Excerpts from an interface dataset
============

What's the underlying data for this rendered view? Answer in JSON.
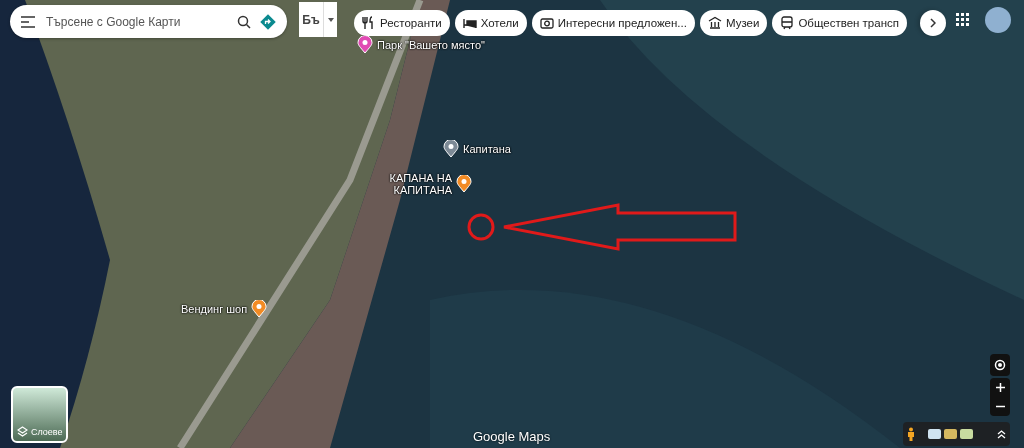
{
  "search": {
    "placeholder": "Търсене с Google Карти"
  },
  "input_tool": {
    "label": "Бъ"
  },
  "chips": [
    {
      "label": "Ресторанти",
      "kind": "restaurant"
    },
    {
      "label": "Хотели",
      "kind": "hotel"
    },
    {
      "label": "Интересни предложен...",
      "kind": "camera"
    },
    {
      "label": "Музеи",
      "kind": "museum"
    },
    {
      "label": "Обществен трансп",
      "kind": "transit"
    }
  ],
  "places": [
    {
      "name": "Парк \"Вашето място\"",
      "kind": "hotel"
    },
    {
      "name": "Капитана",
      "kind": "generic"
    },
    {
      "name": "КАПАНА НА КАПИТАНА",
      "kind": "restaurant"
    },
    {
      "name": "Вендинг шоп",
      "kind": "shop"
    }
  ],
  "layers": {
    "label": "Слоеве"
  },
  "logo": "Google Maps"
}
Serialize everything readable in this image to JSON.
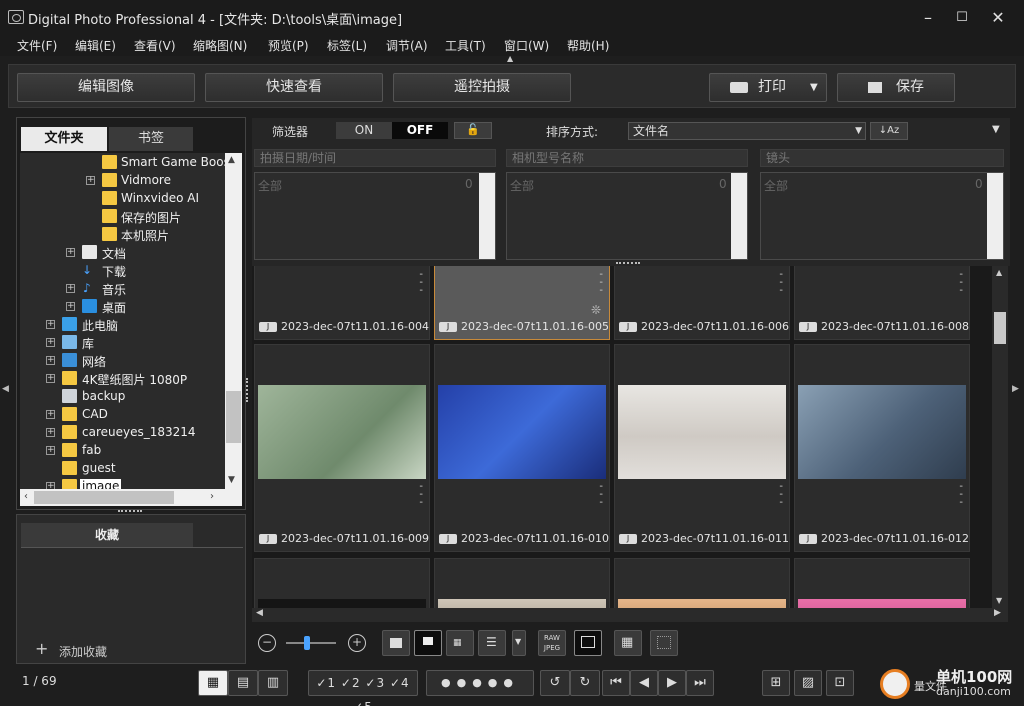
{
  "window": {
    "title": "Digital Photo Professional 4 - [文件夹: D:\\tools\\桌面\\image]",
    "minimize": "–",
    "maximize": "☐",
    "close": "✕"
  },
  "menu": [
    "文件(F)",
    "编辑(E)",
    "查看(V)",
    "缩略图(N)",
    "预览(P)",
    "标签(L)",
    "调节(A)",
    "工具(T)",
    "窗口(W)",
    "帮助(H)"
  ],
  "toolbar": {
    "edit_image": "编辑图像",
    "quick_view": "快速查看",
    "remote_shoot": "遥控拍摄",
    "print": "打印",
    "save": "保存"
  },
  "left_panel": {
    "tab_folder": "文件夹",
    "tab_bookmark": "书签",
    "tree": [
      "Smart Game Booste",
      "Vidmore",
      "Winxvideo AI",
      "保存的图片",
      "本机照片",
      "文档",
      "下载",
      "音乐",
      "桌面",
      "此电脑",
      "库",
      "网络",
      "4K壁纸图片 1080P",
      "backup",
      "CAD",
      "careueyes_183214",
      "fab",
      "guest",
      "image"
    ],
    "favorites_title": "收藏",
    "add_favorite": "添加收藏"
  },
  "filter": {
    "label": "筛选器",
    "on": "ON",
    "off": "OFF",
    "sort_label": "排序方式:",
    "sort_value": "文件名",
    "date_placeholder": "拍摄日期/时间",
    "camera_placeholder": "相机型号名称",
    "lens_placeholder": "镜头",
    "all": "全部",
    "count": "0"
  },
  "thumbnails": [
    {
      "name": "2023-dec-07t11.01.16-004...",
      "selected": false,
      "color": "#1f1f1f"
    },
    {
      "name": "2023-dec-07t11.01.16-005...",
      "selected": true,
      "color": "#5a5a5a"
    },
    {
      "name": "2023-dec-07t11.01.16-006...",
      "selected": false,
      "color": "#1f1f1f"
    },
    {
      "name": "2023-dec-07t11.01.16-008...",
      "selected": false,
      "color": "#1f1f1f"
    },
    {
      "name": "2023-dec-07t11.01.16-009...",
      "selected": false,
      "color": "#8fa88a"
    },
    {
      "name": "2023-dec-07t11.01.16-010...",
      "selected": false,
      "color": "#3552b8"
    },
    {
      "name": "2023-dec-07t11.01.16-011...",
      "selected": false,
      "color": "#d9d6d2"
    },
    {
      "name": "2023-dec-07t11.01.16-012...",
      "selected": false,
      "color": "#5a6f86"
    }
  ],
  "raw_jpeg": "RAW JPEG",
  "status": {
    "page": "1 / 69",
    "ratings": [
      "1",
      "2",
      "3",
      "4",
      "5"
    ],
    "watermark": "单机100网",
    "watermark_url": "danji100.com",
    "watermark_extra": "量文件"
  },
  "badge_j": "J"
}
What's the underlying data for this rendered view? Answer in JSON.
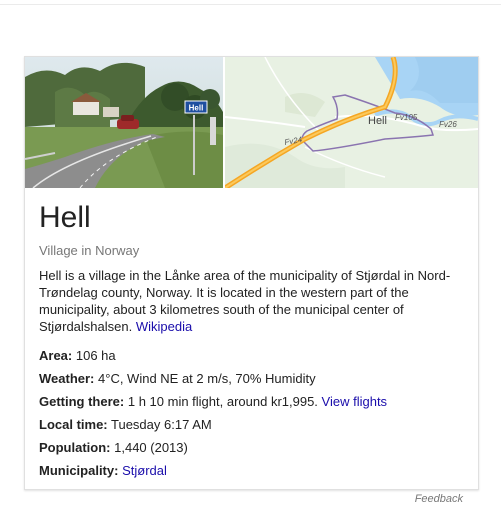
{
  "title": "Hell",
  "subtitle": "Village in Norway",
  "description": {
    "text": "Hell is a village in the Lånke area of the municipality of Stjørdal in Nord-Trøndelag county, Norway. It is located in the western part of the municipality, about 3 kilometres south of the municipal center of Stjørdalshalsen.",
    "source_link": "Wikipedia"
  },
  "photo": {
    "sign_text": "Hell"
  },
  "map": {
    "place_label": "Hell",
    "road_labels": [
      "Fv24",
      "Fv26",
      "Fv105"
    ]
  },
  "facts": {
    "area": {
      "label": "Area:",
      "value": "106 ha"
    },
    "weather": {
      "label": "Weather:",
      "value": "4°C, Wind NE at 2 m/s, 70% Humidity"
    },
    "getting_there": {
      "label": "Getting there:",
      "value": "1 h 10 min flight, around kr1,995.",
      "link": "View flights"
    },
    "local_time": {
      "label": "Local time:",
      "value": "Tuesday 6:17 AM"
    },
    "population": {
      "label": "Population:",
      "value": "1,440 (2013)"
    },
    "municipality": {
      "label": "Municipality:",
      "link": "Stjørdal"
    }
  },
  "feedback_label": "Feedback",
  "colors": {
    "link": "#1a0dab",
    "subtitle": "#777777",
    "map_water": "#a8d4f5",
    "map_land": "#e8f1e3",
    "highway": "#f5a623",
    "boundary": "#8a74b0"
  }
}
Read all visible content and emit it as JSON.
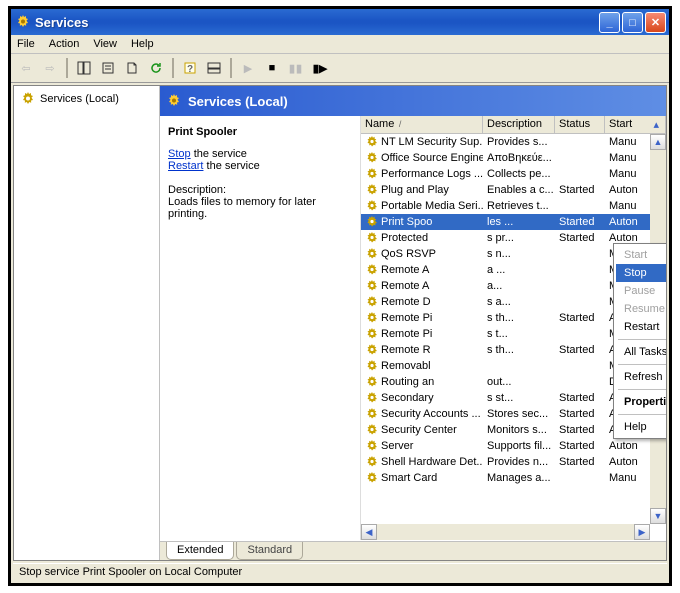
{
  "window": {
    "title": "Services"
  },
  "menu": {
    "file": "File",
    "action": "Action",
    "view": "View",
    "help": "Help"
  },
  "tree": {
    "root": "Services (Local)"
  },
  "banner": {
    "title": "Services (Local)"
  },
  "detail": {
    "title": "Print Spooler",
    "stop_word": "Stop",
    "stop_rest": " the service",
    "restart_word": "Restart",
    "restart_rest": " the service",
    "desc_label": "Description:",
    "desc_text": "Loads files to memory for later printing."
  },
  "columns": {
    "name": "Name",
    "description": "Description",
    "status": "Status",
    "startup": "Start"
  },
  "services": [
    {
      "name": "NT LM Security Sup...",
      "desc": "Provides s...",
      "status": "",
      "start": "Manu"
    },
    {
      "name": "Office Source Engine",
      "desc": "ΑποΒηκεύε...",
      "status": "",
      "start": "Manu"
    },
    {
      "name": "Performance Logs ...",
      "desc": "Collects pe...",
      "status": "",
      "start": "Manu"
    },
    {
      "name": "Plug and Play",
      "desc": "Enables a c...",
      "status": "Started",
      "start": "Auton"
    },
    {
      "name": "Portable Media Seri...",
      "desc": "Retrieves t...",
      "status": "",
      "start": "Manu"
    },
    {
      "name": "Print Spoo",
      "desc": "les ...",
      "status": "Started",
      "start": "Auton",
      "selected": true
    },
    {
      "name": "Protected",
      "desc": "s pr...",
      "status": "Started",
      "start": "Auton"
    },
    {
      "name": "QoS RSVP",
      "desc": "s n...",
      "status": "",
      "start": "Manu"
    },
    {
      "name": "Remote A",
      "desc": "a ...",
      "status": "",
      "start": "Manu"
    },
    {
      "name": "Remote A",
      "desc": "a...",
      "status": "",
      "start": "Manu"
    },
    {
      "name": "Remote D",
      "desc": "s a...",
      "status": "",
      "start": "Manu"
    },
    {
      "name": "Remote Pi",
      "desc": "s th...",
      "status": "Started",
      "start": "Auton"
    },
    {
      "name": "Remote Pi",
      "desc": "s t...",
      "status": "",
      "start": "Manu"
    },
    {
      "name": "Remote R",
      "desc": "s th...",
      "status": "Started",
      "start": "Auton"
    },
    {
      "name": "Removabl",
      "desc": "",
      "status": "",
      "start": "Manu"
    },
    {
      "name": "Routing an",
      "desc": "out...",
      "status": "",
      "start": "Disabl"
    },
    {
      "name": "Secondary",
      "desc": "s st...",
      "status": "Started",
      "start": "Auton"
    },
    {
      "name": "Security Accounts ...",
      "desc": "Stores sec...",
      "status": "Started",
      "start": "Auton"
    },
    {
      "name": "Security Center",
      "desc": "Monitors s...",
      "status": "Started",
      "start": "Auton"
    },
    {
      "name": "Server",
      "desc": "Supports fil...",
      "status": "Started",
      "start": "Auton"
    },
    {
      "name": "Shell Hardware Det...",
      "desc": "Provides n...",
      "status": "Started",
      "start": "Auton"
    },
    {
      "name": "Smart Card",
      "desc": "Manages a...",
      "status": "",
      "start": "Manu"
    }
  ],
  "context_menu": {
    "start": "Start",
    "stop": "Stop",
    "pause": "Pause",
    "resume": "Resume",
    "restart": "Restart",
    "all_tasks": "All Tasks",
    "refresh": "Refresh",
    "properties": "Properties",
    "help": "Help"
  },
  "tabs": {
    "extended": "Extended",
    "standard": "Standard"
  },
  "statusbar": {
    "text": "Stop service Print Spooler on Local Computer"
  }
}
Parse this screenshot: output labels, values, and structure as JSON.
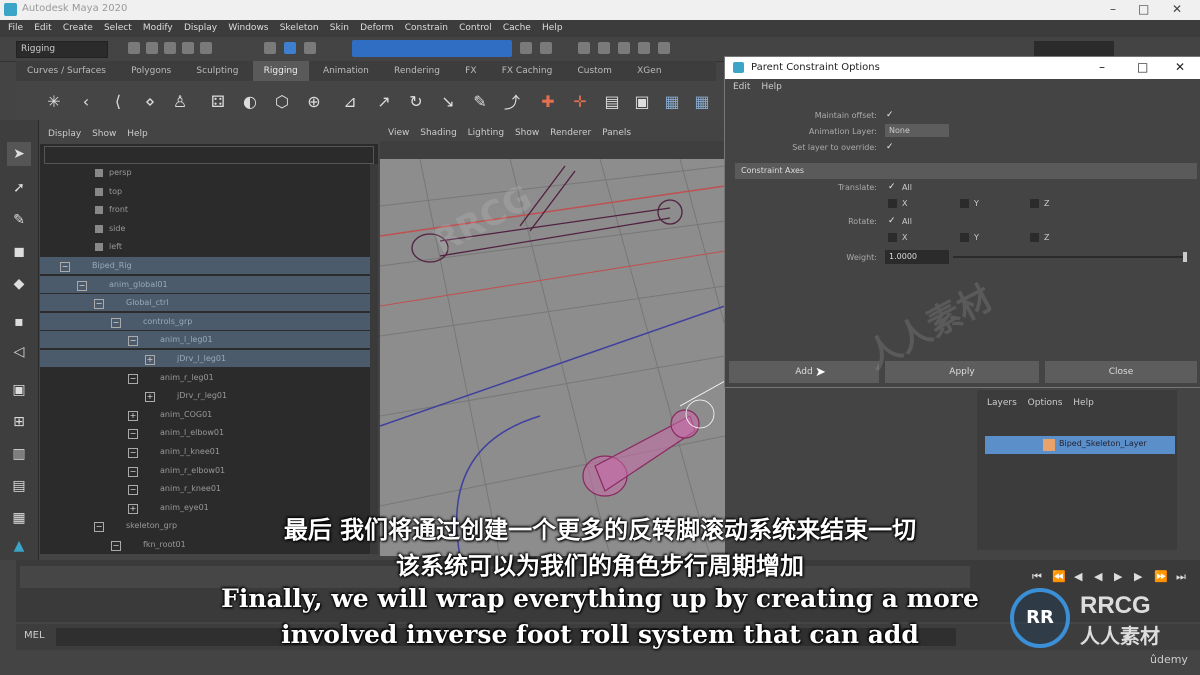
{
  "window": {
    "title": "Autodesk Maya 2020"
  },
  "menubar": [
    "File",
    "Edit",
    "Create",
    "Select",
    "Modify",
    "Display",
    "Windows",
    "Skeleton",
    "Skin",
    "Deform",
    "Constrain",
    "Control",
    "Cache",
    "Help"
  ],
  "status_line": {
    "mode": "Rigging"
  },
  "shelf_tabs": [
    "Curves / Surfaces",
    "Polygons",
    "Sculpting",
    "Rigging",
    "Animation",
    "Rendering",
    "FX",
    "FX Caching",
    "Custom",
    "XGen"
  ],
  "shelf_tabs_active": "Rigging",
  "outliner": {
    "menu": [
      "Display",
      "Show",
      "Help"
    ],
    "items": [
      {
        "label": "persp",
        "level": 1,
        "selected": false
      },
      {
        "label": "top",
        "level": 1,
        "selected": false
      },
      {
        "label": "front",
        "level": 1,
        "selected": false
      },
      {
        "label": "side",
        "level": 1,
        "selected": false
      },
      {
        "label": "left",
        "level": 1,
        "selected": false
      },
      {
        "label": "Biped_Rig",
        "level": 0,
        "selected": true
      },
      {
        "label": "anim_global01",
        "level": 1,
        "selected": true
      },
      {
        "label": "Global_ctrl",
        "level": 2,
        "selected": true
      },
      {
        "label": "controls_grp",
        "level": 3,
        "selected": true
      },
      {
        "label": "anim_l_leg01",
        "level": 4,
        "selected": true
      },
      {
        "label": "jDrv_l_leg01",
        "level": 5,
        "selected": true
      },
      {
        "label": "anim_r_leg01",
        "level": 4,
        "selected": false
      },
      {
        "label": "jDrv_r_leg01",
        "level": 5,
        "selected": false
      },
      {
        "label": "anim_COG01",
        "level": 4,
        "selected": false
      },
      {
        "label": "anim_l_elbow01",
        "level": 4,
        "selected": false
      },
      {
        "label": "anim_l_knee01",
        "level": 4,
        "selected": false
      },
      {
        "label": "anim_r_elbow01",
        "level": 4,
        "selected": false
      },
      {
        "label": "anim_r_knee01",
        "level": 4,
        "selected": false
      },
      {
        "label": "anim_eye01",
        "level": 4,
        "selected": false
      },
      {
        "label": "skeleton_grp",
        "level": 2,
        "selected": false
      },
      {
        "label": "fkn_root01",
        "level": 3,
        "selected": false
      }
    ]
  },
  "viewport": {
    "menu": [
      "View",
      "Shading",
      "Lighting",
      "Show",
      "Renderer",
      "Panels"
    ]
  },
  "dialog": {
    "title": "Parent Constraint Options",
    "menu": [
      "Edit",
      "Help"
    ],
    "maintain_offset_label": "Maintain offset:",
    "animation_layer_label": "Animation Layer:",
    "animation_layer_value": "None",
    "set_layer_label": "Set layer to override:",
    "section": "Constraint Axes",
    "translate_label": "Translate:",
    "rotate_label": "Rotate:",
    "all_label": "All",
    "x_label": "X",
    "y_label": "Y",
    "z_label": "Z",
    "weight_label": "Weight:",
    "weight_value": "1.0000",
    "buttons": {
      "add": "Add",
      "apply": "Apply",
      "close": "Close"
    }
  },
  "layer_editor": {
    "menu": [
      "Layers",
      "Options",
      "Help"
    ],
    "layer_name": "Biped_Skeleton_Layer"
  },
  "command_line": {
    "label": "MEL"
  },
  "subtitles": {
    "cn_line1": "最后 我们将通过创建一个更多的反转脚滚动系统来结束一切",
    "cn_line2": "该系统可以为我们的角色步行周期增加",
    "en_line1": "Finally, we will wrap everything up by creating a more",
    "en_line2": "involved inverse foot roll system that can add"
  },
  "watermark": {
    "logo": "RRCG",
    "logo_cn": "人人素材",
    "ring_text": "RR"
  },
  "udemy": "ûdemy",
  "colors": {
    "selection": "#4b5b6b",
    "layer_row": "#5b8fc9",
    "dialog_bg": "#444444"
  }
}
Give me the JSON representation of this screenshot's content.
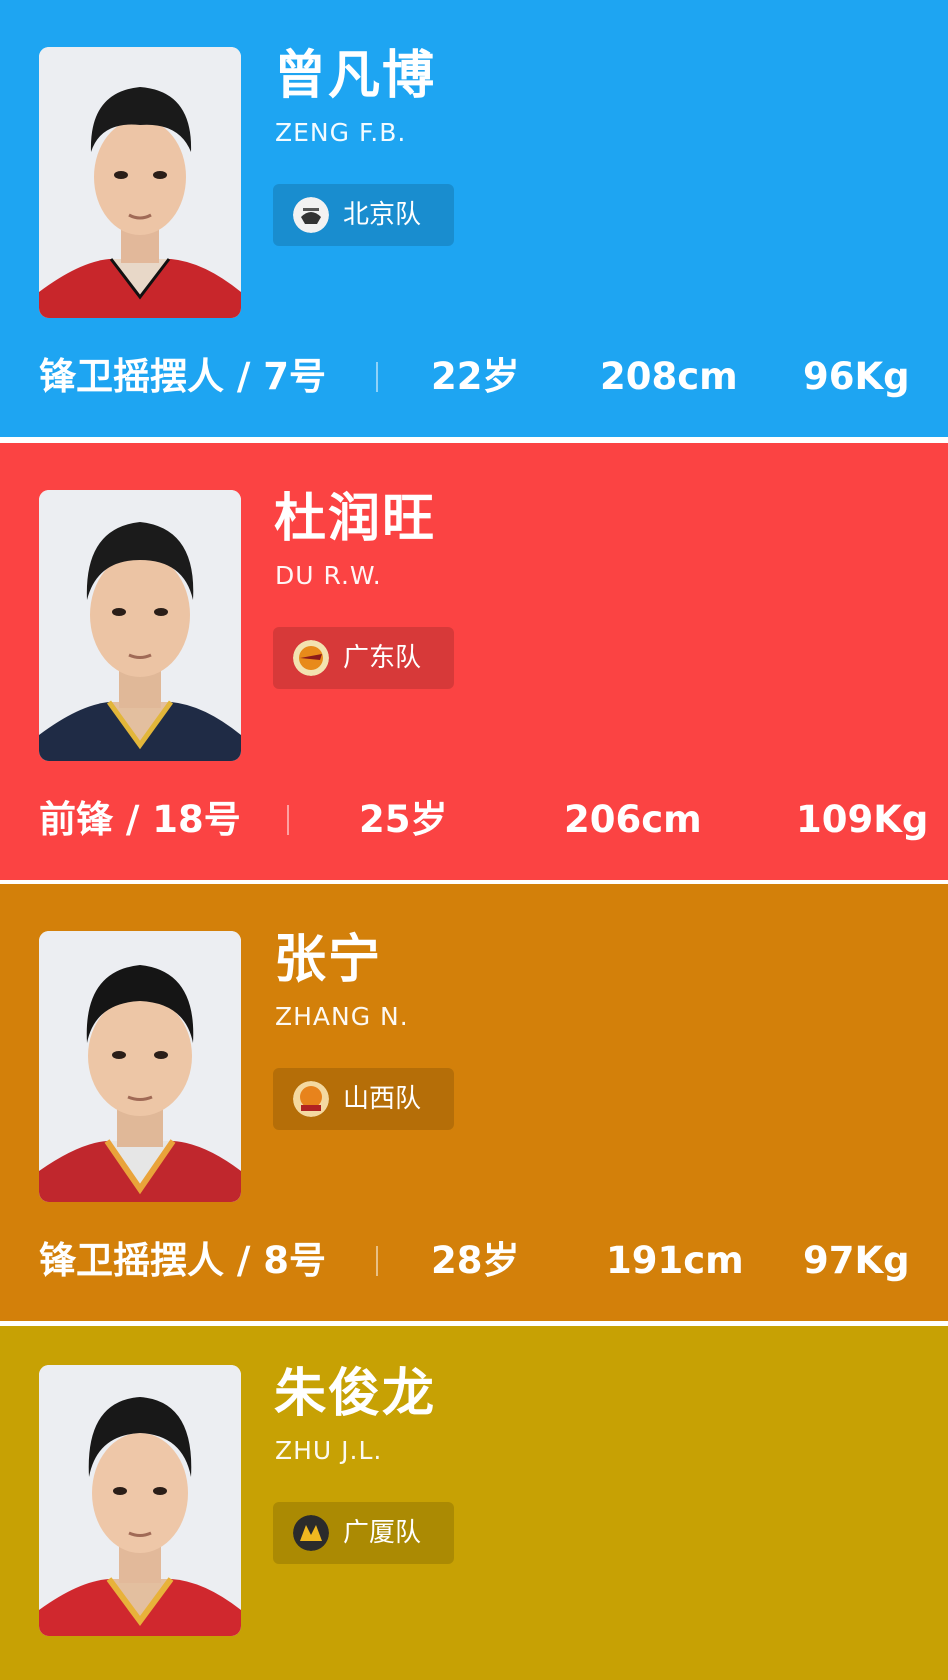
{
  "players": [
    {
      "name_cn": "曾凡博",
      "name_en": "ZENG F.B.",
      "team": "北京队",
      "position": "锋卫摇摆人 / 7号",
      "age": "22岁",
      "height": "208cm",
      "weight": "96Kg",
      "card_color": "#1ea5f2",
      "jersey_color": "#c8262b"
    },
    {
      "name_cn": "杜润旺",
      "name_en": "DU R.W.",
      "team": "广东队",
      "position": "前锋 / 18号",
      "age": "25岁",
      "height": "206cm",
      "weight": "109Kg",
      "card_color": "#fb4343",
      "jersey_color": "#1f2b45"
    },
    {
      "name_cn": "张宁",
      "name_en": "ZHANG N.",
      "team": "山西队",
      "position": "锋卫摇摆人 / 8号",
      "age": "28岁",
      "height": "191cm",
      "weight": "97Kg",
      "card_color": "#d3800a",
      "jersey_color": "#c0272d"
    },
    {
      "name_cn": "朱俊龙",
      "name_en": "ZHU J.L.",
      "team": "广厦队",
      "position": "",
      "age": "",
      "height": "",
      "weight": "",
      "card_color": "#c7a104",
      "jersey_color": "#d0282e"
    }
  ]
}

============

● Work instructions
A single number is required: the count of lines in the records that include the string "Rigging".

● Problem solution
3